As we work to increase domestic organic production, we are pursuing opportunities to meet the growing global demand for USDA certified organic products—spurred by worldwide recognition of organic as the gold standard in transparency. USDA is providing U.S. organic producers with streamlined access to the expanding international market through organic equivalency agreements, which reduce duplicative paperwork, fees, and inspections.

Under this Administration, we have signed five organic equivalency agreements (with Canada, the European Union, Japan, Korea, and Switzerland) to facilitate access to international organic markets valued at over $35 billion. Moving forward, we are in discussions with Mexico and other significant organic markets. 

Fundamental to all of this progress is the integrity of the USDA Organic seal. Consumers turn to organic products because they trust that the USDA Organic seal represents strong, enforceable standards, and we are committed to maintaining consumer confidence in the program. That’s why, with the support of the 2014 Farm Bill, we’ve invested in a strong National Organic Program that develops meaningful standards, provides consistent oversight, and enforces the USDA organic regulations.

We’ve made it a priority to keep pace with consumer expectations in a rapidly evolving marketplace. In response to feedback from our stakeholders, USDA finalized rules to ensure access to pasture for organic livestock and define pesticide residue testing requirements for organic certifiers. We’re also developing standards for the origin of organic livestock, the raising and handling of organic livestock and poultry, and organic aquaculture production systems. On the enforcement side, the National Organic Program aggressively pursues alleged violations and has levied more than $1.8 million in civil penalties to businesses that knowingly violated organic rules.
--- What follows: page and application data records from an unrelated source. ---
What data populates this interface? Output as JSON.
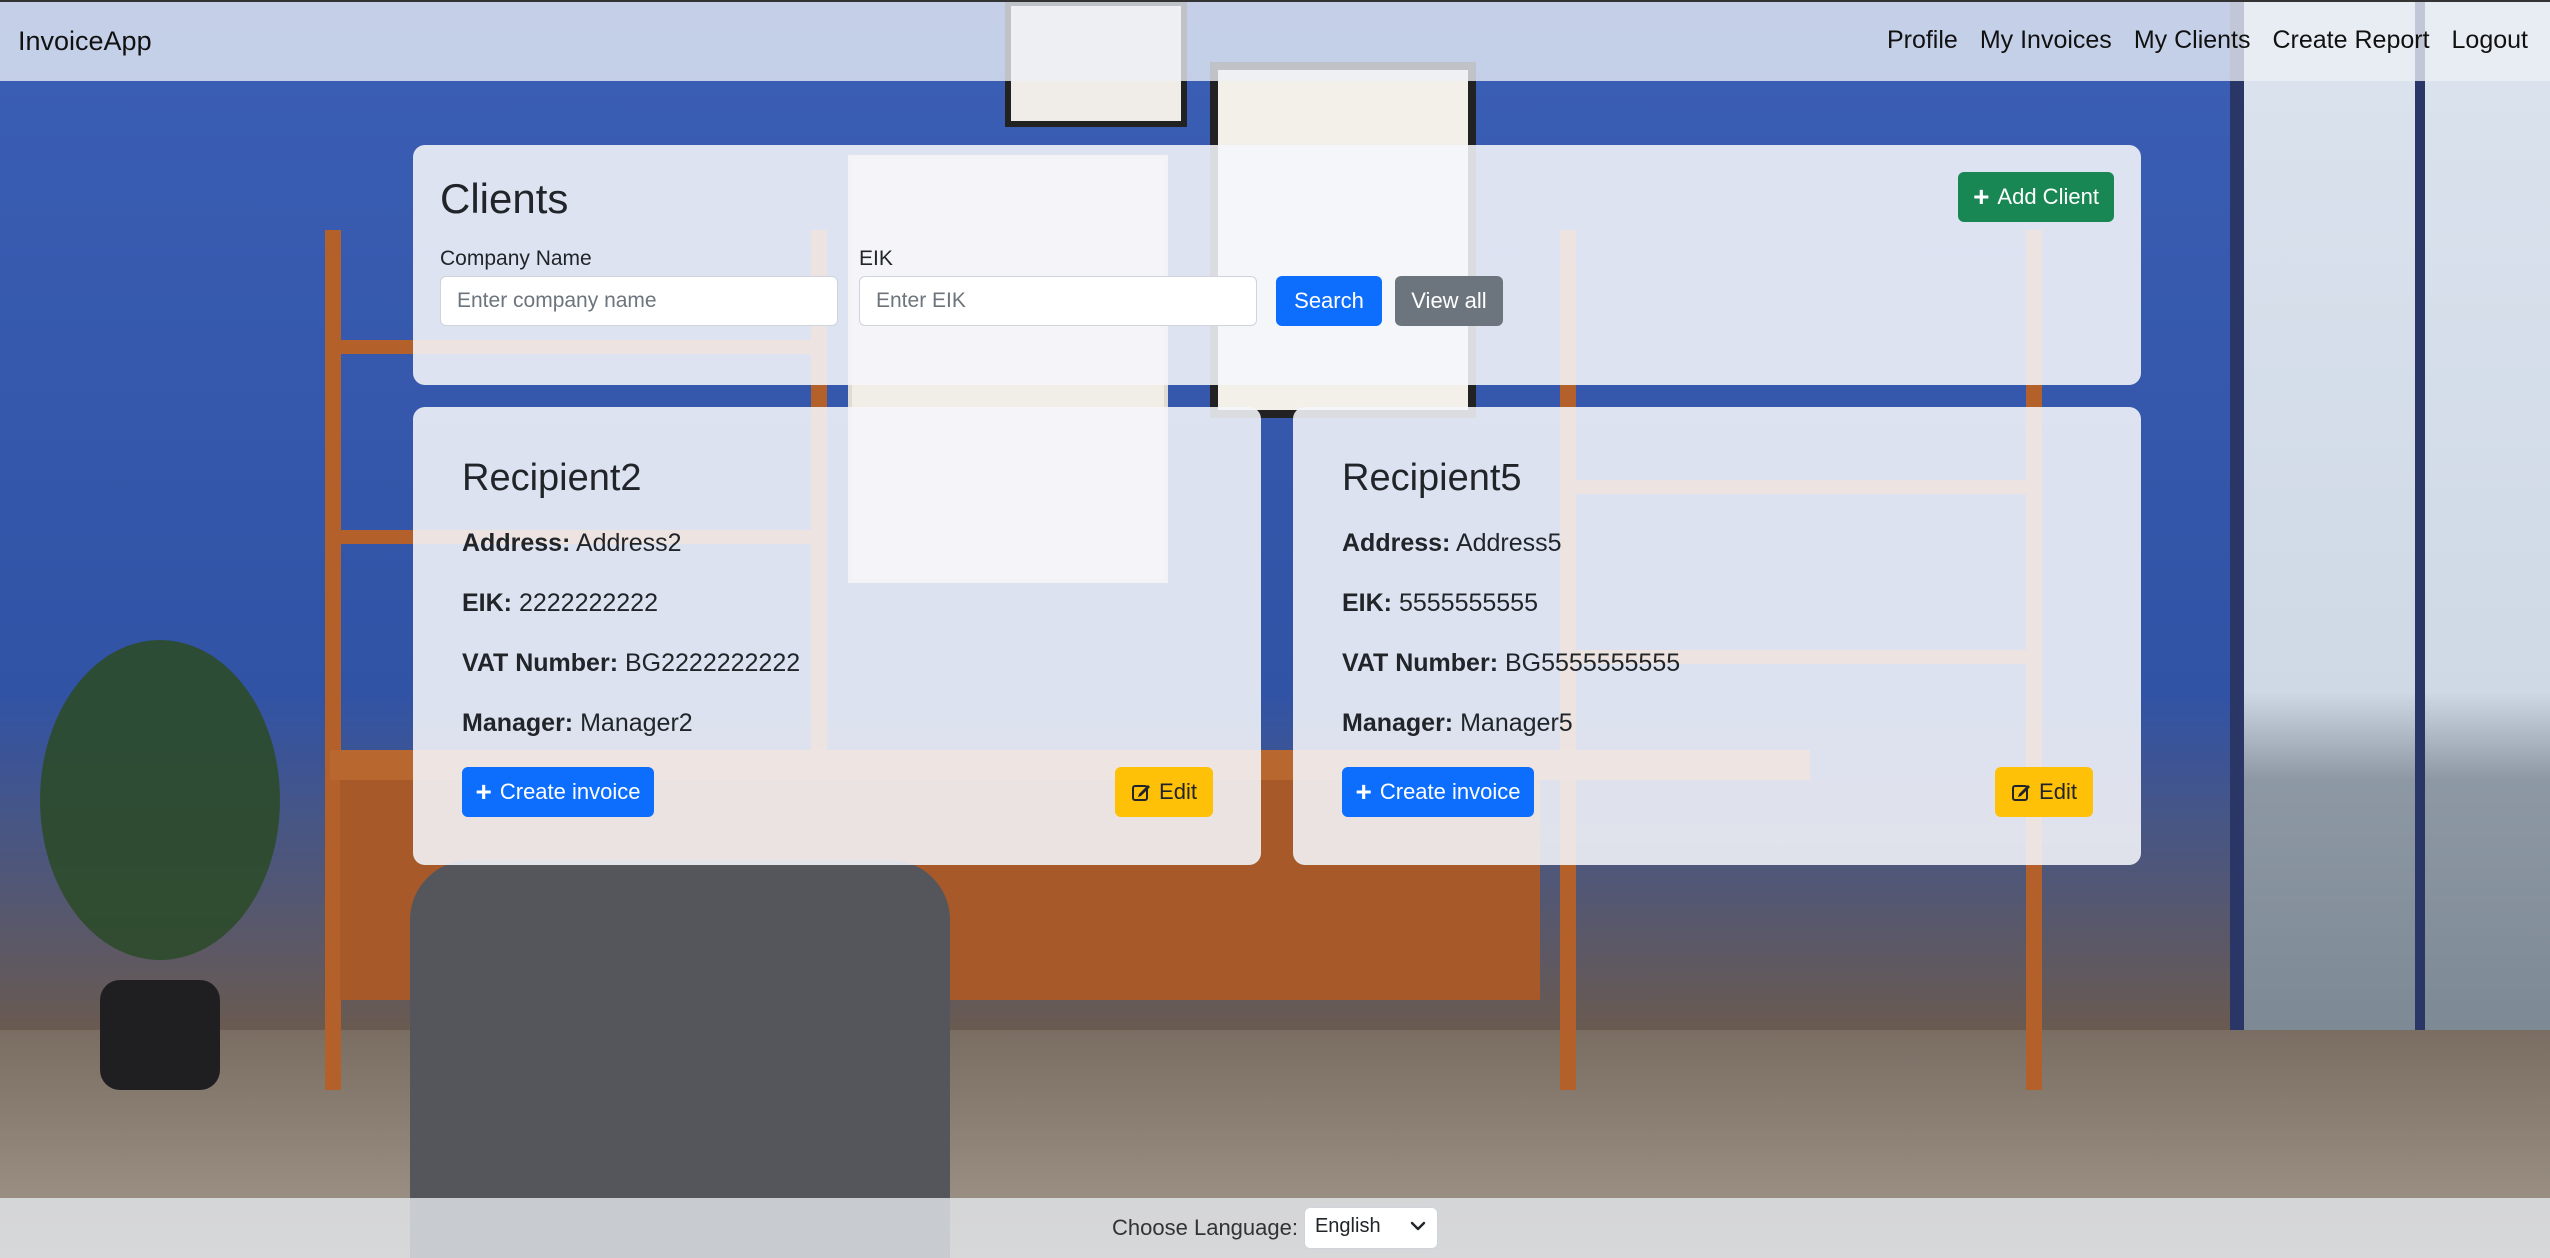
{
  "navbar": {
    "brand": "InvoiceApp",
    "links": [
      "Profile",
      "My Invoices",
      "My Clients",
      "Create Report",
      "Logout"
    ]
  },
  "search": {
    "title": "Clients",
    "company_label": "Company Name",
    "company_placeholder": "Enter company name",
    "company_value": "",
    "eik_label": "EIK",
    "eik_placeholder": "Enter EIK",
    "eik_value": "",
    "search_button": "Search",
    "view_all_button": "View all",
    "add_client_button": "Add Client"
  },
  "clients": [
    {
      "name": "Recipient2",
      "address_label": "Address:",
      "address": "Address2",
      "eik_label": "EIK:",
      "eik": "2222222222",
      "vat_label": "VAT Number:",
      "vat": "BG2222222222",
      "manager_label": "Manager:",
      "manager": "Manager2",
      "create_invoice_button": "Create invoice",
      "edit_button": "Edit"
    },
    {
      "name": "Recipient5",
      "address_label": "Address:",
      "address": "Address5",
      "eik_label": "EIK:",
      "eik": "5555555555",
      "vat_label": "VAT Number:",
      "vat": "BG5555555555",
      "manager_label": "Manager:",
      "manager": "Manager5",
      "create_invoice_button": "Create invoice",
      "edit_button": "Edit"
    }
  ],
  "footer": {
    "language_label": "Choose Language:",
    "language_selected": "English"
  },
  "icons": {
    "add": "plus-icon",
    "edit": "edit-square-icon",
    "select": "chevron-down-icon"
  },
  "colors": {
    "primary": "#0d6efd",
    "secondary": "#6c757d",
    "success": "#198754",
    "warning": "#ffc107"
  }
}
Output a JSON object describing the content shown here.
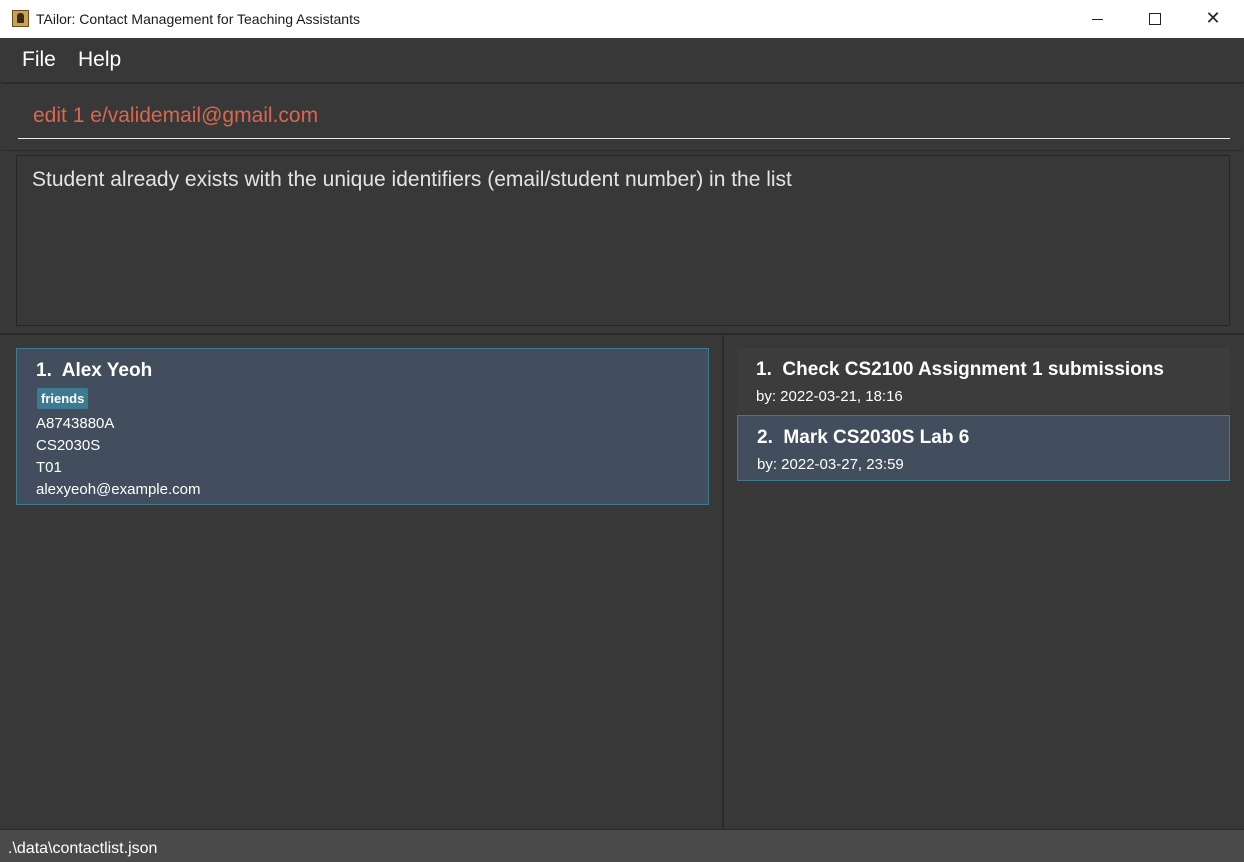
{
  "window": {
    "title": "TAilor: Contact Management for Teaching Assistants"
  },
  "menu": {
    "file": "File",
    "help": "Help"
  },
  "command": {
    "value": "edit 1 e/validemail@gmail.com",
    "text_color": "#d9674f"
  },
  "result": {
    "message": "Student already exists with the unique identifiers (email/student number) in the list"
  },
  "persons": [
    {
      "index": "1.",
      "name": "Alex Yeoh",
      "tags": [
        "friends"
      ],
      "student_id": "A8743880A",
      "module": "CS2030S",
      "tutorial": "T01",
      "email": "alexyeoh@example.com"
    }
  ],
  "tasks": [
    {
      "index": "1.",
      "title": "Check CS2100 Assignment 1 submissions",
      "due": "by: 2022-03-21, 18:16"
    },
    {
      "index": "2.",
      "title": "Mark CS2030S Lab 6",
      "due": "by: 2022-03-27, 23:59"
    }
  ],
  "status": {
    "file_path": ".\\data\\contactlist.json"
  },
  "colors": {
    "background": "#383838",
    "card_selected": "#424e5e",
    "accent": "#3e7b91"
  }
}
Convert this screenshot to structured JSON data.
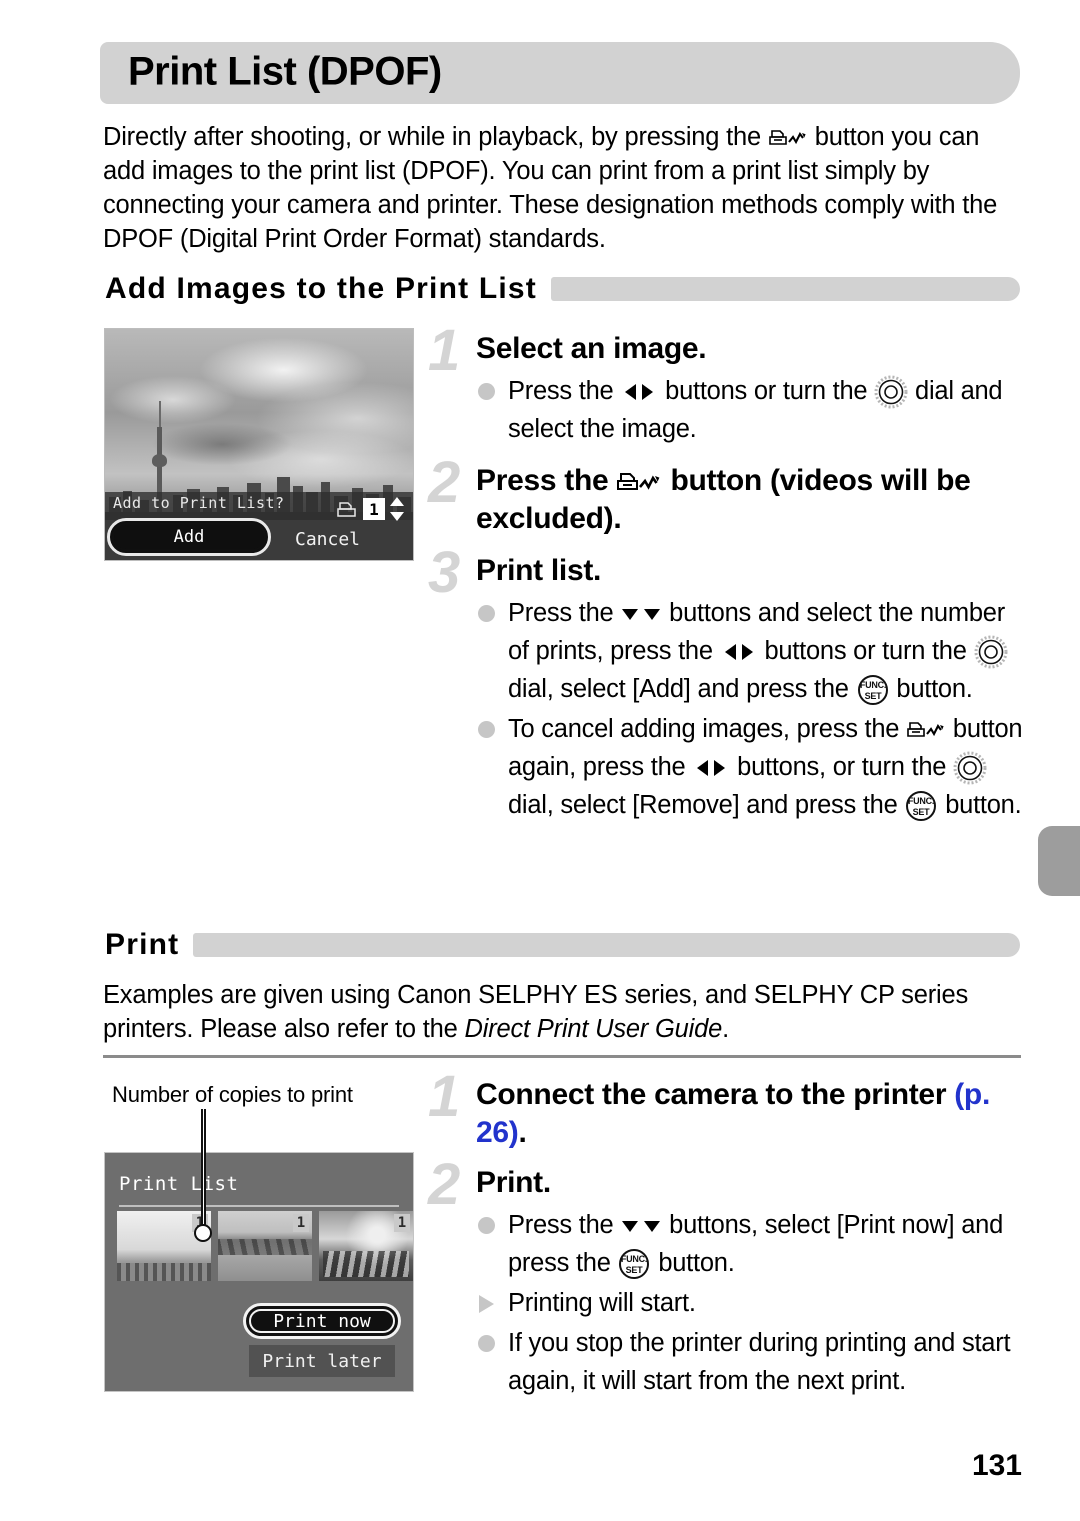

Collaboration through public input is vital to the success of our efforts, whether it’s through our dedicated volunteers on the National Organic Standards Board or through our many formal public comment opportunities. We are very fortunate to have an engaged and active organic community that contributes to the sector’s growth and helps us understand how we can continue to do better. 

The future is bright for American agriculture. By upholding the basic values of diversity and collaboration, we can meet the challenges of the future, from adapting to climate change to responding to new consumer demands. The organic sector is a great example of how diversity and collaboration can create new markets and new opportunities, as it brings young people back to rural communities, generates jobs, and improves quality of life in rural areas. That’s why I’m proud to have supported the organic community, and it’s why, moving forward, I want to ensure that USDA continues to support organic stakeholders.

This fall, USDA is hosting a series of fall forums to help set a vision for USDA in 2017 and beyond, and we’ll be highlighting organic agriculture at an event in Minnesota on October 11. I invite you all to join in the conversation about how we can continue to make progress together.  //